When Eric was 13, he and his father, Richard spent three painstaking years handcrafting the rowing shell. The shell was built in the basement of the family home where Richard had an extensive workshop in the basement. There, father and son built the shell together – of many things they made, the biggest item ever, in terms of length anyway. The shell was constructed of 1/16th inch thick cedar, in three layers over the mold. Two layers were put down diagonally and one lengthwise. Each strip was cut specially to fit just right, and stapled to the mold while the glue hardened. Then the staples were taken out, and the process repeated. Each layer was laminated to the layer below with epoxy. Initials reading RTL carved into the shell was a finishing touch.
It was a time consuming and lengthy process but worth it when the family spent countless hours rowing together on the
; spending time together and creating long lasting memories. Jean, Eric’s sister reminisces, “Early mornings were the best times to be out there, when the lake was like glass and mist was rising up out of the bay. I even have beautiful pictures from my wedding day of my father and other family using the shell on the lake.” Great Sacandaga Lake
Then tragically in December 1991, Richard died following a car accident. Shortly after in 1992, Eric’s mother, in shock over her husband’s death. made the tough decision to sell the rowing shell. While Mission Possible Investigations was able to track down the woman who originally purchased the rowing shell from the Loews that’s where the trail runs cold. All that’s known at this time is that the shell was resold in the Capital District area a few years after the original sale in 1992. Little to nothing is known about the rowing shell’s current location-- a fact that saddens the family and frustrates investigators.

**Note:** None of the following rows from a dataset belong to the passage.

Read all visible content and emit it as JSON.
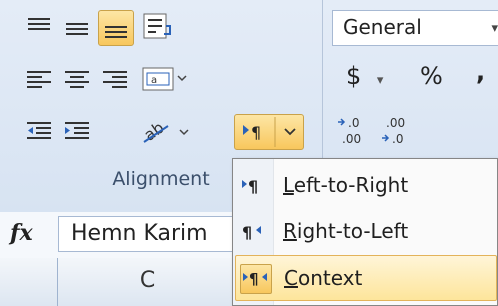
{
  "alignment_group": {
    "label": "Alignment"
  },
  "number_group": {
    "format_value": "General",
    "currency_symbol": "$",
    "percent_symbol": "%",
    "comma_symbol": ","
  },
  "formula_bar": {
    "fx_label": "fx",
    "value": "Hemn Karim"
  },
  "columns": {
    "c": "C"
  },
  "direction_menu": {
    "items": [
      {
        "accel": "L",
        "rest": "eft-to-Right"
      },
      {
        "accel": "R",
        "rest": "ight-to-Left"
      },
      {
        "accel": "C",
        "rest": "ontext"
      }
    ]
  }
}
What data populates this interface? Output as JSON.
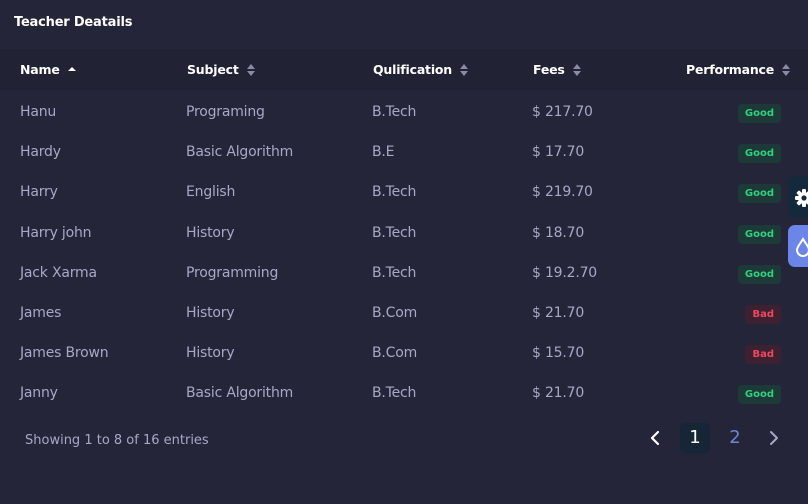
{
  "card": {
    "title": "Teacher Deatails"
  },
  "table": {
    "columns": [
      {
        "label": "Name",
        "sort": "asc"
      },
      {
        "label": "Subject",
        "sort": "none"
      },
      {
        "label": "Qulification",
        "sort": "none"
      },
      {
        "label": "Fees",
        "sort": "none"
      },
      {
        "label": "Performance",
        "sort": "none"
      }
    ],
    "rows": [
      {
        "name": "Hanu",
        "subject": "Programing",
        "qualification": "B.Tech",
        "fees": "$ 217.70",
        "performance": "Good"
      },
      {
        "name": "Hardy",
        "subject": "Basic Algorithm",
        "qualification": "B.E",
        "fees": "$ 17.70",
        "performance": "Good"
      },
      {
        "name": "Harry",
        "subject": "English",
        "qualification": "B.Tech",
        "fees": "$ 219.70",
        "performance": "Good"
      },
      {
        "name": "Harry john",
        "subject": "History",
        "qualification": "B.Tech",
        "fees": "$ 18.70",
        "performance": "Good"
      },
      {
        "name": "Jack Xarma",
        "subject": "Programming",
        "qualification": "B.Tech",
        "fees": "$ 19.2.70",
        "performance": "Good"
      },
      {
        "name": "James",
        "subject": "History",
        "qualification": "B.Com",
        "fees": "$ 21.70",
        "performance": "Bad"
      },
      {
        "name": "James Brown",
        "subject": "History",
        "qualification": "B.Com",
        "fees": "$ 15.70",
        "performance": "Bad"
      },
      {
        "name": "Janny",
        "subject": "Basic Algorithm",
        "qualification": "B.Tech",
        "fees": "$ 21.70",
        "performance": "Good"
      }
    ]
  },
  "footer": {
    "summary": "Showing 1 to 8 of 16 entries",
    "pages": [
      "1",
      "2"
    ],
    "current_page": "1",
    "prev_icon": "chevron-left-icon",
    "next_icon": "chevron-right-icon"
  },
  "side_tabs": [
    {
      "icon": "gear-icon"
    },
    {
      "icon": "droplet-icon"
    }
  ],
  "colors": {
    "background": "#25253a",
    "header_background": "#212334",
    "text_muted": "#a8a8c6",
    "good": "#2fd17d",
    "bad": "#f0475f",
    "accent": "#6b86e8"
  }
}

Mission Possible Investigations continues to look for the rowing shell, following up on the few leads left and contacting some rowing associations as a final option. Investigators are asking for community support in locating the shell. The last known purchase date was in the mid-1990s and was purchased in the Capital District.
Jean, Eric’s sister expressed the meaning of finding the rowing shell for their family, “The shell is a piece of my father. It was something he worked on, loved, enjoyed and was immensely proud of. I know I can never see him rowing his shell again on the lake, and that breaks my heart.” Jean adds, “What I want now is to see my brother, my children, who never met their grandfather, and others who knew and loved my father, gliding across the water in his shell. In a way, it would be bringing a piece of him back.”